I know, it’s terrible right? I mean, not only were they the early 80s saving grace rockwise but a) my friends were their friends and fans b) the Replacements had in Paul Westerberg a great rock voice, all hoarse and sexy, c) they looked the part, d) they rockd hard, e) they were more messed up then i was f) they had a sense of humor g) i loved their third album “Hootenany”. So what’s wrong with this picture?
I remember having a loud, drunken argument at a bar on Lexington and 30 something in 86 with Bill and Barry Holdship of Michigan’s finest “Let’s Talk About Girls” about the Replacements: I conceded everything they had to say about the band (up to and including that they might well be great guys) BUT they still didn’t have good enough songs to be a great band…
Fast forward twenty-three years and I am throughly enjoying the new Art Brut album when I notice a song called “The Replacements” about you know who and then I am half way through Juliana Hatfield’s biography when she cops to being obsessed with Paul Westerberg as a teenager (the guy looks like Snoopy the beagle so go figure).
Which took me back for another look at the Replacements.
And here is what went wrong between us.
Firstly, the 80s were the worst decade imaginable for music (at the time I thought I hated music, that I was being a contrary so and so, I wasn’t: everything sucked) and because there was no great competition people overreacted to the Replacements.
Next, the only time I saw em live was in 91 when I caught them opening for Costello at MSG. Now, I got that tix from work and it was in WWOR-TV’s suite and couldn’t have been more removed.
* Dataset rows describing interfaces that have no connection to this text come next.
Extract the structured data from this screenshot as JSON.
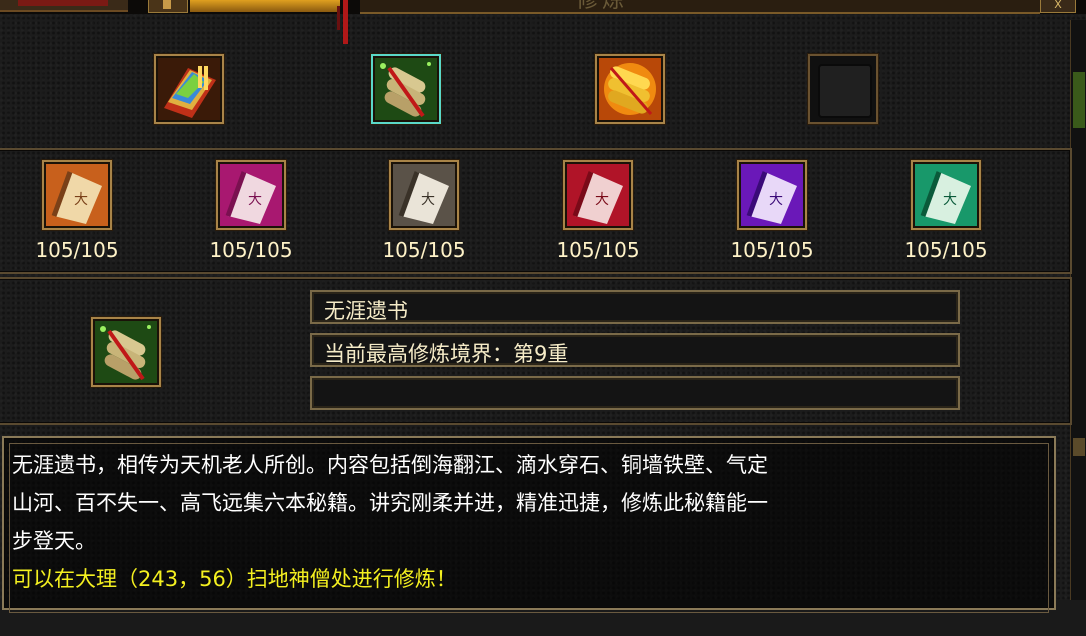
{
  "window": {
    "title": "修炼",
    "close_label": "X"
  },
  "top_items": [
    {
      "icon": "rainbow-book-icon",
      "selected": false,
      "empty": false
    },
    {
      "icon": "green-scroll-bundle-icon",
      "selected": true,
      "empty": false
    },
    {
      "icon": "golden-scroll-bundle-icon",
      "selected": false,
      "empty": false
    },
    {
      "icon": "empty-slot-icon",
      "selected": false,
      "empty": true
    }
  ],
  "skills": [
    {
      "icon": "orange-scroll-icon",
      "count": "105/105"
    },
    {
      "icon": "pink-scroll-icon",
      "count": "105/105"
    },
    {
      "icon": "white-scroll-icon",
      "count": "105/105"
    },
    {
      "icon": "red-scroll-icon",
      "count": "105/105"
    },
    {
      "icon": "purple-scroll-icon",
      "count": "105/105"
    },
    {
      "icon": "teal-scroll-icon",
      "count": "105/105"
    }
  ],
  "selected": {
    "icon": "green-scroll-bundle-icon",
    "name": "无涯遗书",
    "realm": "当前最高修炼境界：第9重",
    "extra": ""
  },
  "description": {
    "line1": "无涯遗书，相传为天机老人所创。内容包括倒海翻江、滴水穿石、铜墙铁壁、气定",
    "line2": "山河、百不失一、高飞远集六本秘籍。讲究刚柔并进，精准迅捷，修炼此秘籍能一",
    "line3": "步登天。",
    "line4": "可以在大理（243，56）扫地神僧处进行修炼！",
    "line5": ""
  },
  "colors": {
    "frame_gold": "#a88448",
    "selected_border": "#5ad8c8",
    "hint_yellow": "#f4f020",
    "hint_green": "#3ad83a"
  }
}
Also, me and my buddy Mike Blauner had nailed a bottle of Sambuca and a coupla of six packs before the replacements even hit the stage and halfway thru the set I turned to Mike and asked what he thought and he said “”I didn’t realize they were on stage” and for good reason but even if we hadn’t drunk our weight in beer the replacements were having real problems connecting to the audience because all their stroppy sophormore prankishness was lost in the 20K seater (it was a pretty lousy night all round: Costello was plugging the iffy “Mighty Like a Rose” and needed a shave). I needed to have seen the band in a different setting earlier in their career to get a handle on em.
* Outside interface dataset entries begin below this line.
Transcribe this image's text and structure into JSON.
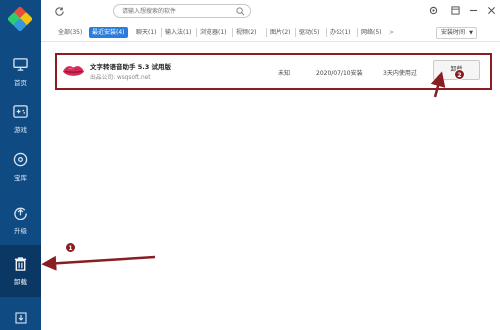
{
  "sidebar": {
    "items": [
      {
        "label": "首页",
        "icon": "monitor-icon"
      },
      {
        "label": "游戏",
        "icon": "gamepad-icon"
      },
      {
        "label": "宝库",
        "icon": "disc-icon"
      },
      {
        "label": "升级",
        "icon": "upgrade-icon"
      },
      {
        "label": "卸载",
        "icon": "trash-icon"
      }
    ],
    "bottom_icon": "download-icon"
  },
  "search": {
    "placeholder": "请输入想搜索的软件"
  },
  "tabs": [
    {
      "label": "全部(35)"
    },
    {
      "label": "最近安装(4)"
    },
    {
      "label": "聊天(1)"
    },
    {
      "label": "输入法(1)"
    },
    {
      "label": "浏览器(1)"
    },
    {
      "label": "视频(2)"
    },
    {
      "label": "图片(2)"
    },
    {
      "label": "驱动(5)"
    },
    {
      "label": "办公(1)"
    },
    {
      "label": "网络(5)"
    }
  ],
  "sort": {
    "label": "安装时间"
  },
  "app": {
    "name": "文字转语音助手 5.3 试用版",
    "publisher": "出品公司: wsqsoft.net",
    "size": "未知",
    "install_date": "2020/07/10安装",
    "usage": "3天内使用过",
    "action_label": "卸载"
  },
  "annotations": {
    "badge1": "1",
    "badge2": "2"
  },
  "colors": {
    "sidebar": "#0f4a83",
    "accent": "#2b7ddb",
    "annotation": "#8a1d22"
  }
}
Also, and here I hit my mark, for every “Bastards Of Young” there were 10 “Gary’s Got A Hardon”. I am a classicist in one sense: I believe in the power of the song to withstand sloppy playing, drunkeness, looseness and experiments of any type but without the song it is real tough.
And finally, it was incumbent upon a successful rock band to be successful. The fans are ALWAYS RIGHT. It doesn’t matter if you want to be a hit or not, great bands will be found by their audience.
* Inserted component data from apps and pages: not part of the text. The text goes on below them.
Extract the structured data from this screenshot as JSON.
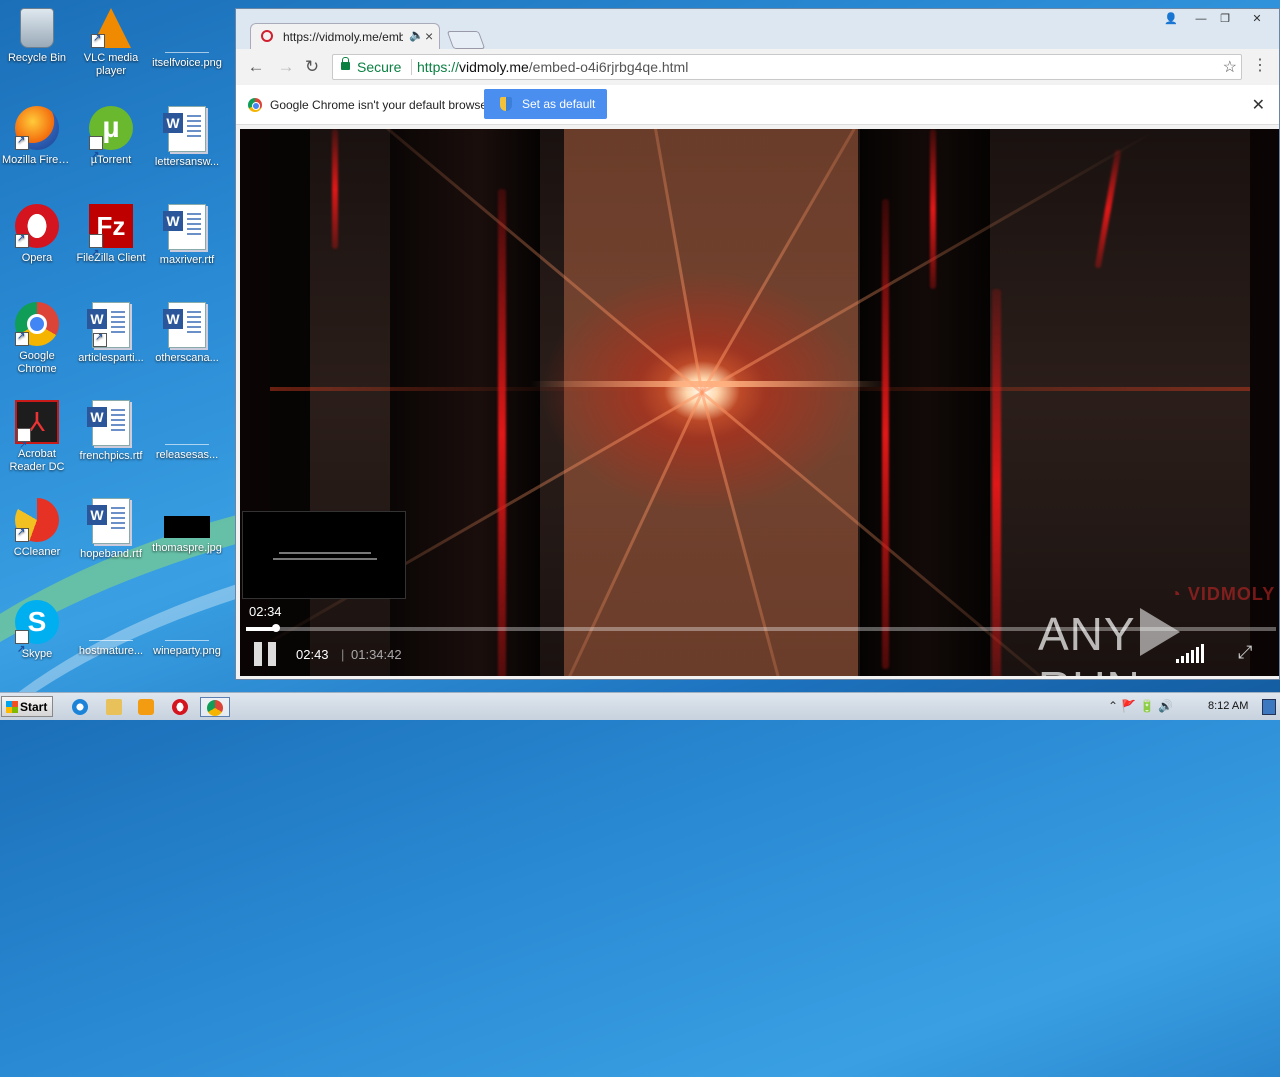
{
  "desktop": {
    "icons": [
      {
        "label": "Recycle Bin"
      },
      {
        "label": "VLC media player"
      },
      {
        "label": "itselfvoice.png"
      },
      {
        "label": "Mozilla Firefox"
      },
      {
        "label": "µTorrent"
      },
      {
        "label": "lettersansw..."
      },
      {
        "label": "Opera"
      },
      {
        "label": "FileZilla Client"
      },
      {
        "label": "maxriver.rtf"
      },
      {
        "label": "Google Chrome"
      },
      {
        "label": "articlesparti..."
      },
      {
        "label": "otherscana..."
      },
      {
        "label": "Acrobat Reader DC"
      },
      {
        "label": "frenchpics.rtf"
      },
      {
        "label": "releasesas..."
      },
      {
        "label": "CCleaner"
      },
      {
        "label": "hopeband.rtf"
      },
      {
        "label": "thomaspre.jpg"
      },
      {
        "label": "Skype"
      },
      {
        "label": "hostmature..."
      },
      {
        "label": "wineparty.png"
      }
    ]
  },
  "browser": {
    "tab_title": "https://vidmoly.me/emb",
    "tab_audio_icon": "speaker-icon",
    "address": {
      "secure_label": "Secure",
      "url_proto": "https://",
      "url_host": "vidmoly.me",
      "url_path": "/embed-o4i6rjrbg4qe.html"
    },
    "infobar": {
      "message": "Google Chrome isn't your default browser.",
      "button_label": "Set as default"
    }
  },
  "player": {
    "hover_time": "02:34",
    "current_time": "02:43",
    "divider": "|",
    "duration": "01:34:42",
    "progress_fraction": 0.029,
    "logo_text": "VIDMOLY"
  },
  "watermark": {
    "left": "ANY",
    "right": "RUN"
  },
  "taskbar": {
    "start_label": "Start",
    "clock": "8:12 AM"
  }
}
The Replacements looked like a great band and they quacked like a great band but they were only a good band and with the world at large (or at least my world at large at the time) spoonfeeding me “Let It Be” and “Tim” I just can’t hear it and I still can’t hear it..
Guitarist Bob Stinson died in 95, drummer Steve Foley in 02. The booze got to the alcoholic Stinson, prescription drugs to replacement drummer Foley and mores the pity that the dark side of the Replacement should have so many casualities.
Listening to the band these last couple of days I can hear what Juliana Hatfield and Eddie Argos were responding so viscerally to and watching old footage of the band live in the early years on youtube I can absolutely see what Hatfield found so physically attractive about the band.
You? get “Bastards Of Young” and “Color me Impressed” and see what you think.
Me? Color me bemused.
Creem – America’s Only Rock ‘n’ Roll Magazine, Reviewed Issue By Issue – April 1983 (Volume 14, Number 11)
the final issue edited by Susan Whitall
hard rock meets classic rock meets Americana
Chuck D is at the Grammy Museum
On The Red Carpet For The Screening Of “The Beast Inside” At The Angelica Cinema, Sunday, January 29th, 2023: pictures by Billy Hess
a powerhouse performance by Sadie Katz and SohoJohnny as you never thought you’d see him
that SNL gig was excellent
Miley rises to top of the celebrity food chain
captivating, hooklined, country pop songs
it’s a bit different because it’s smaller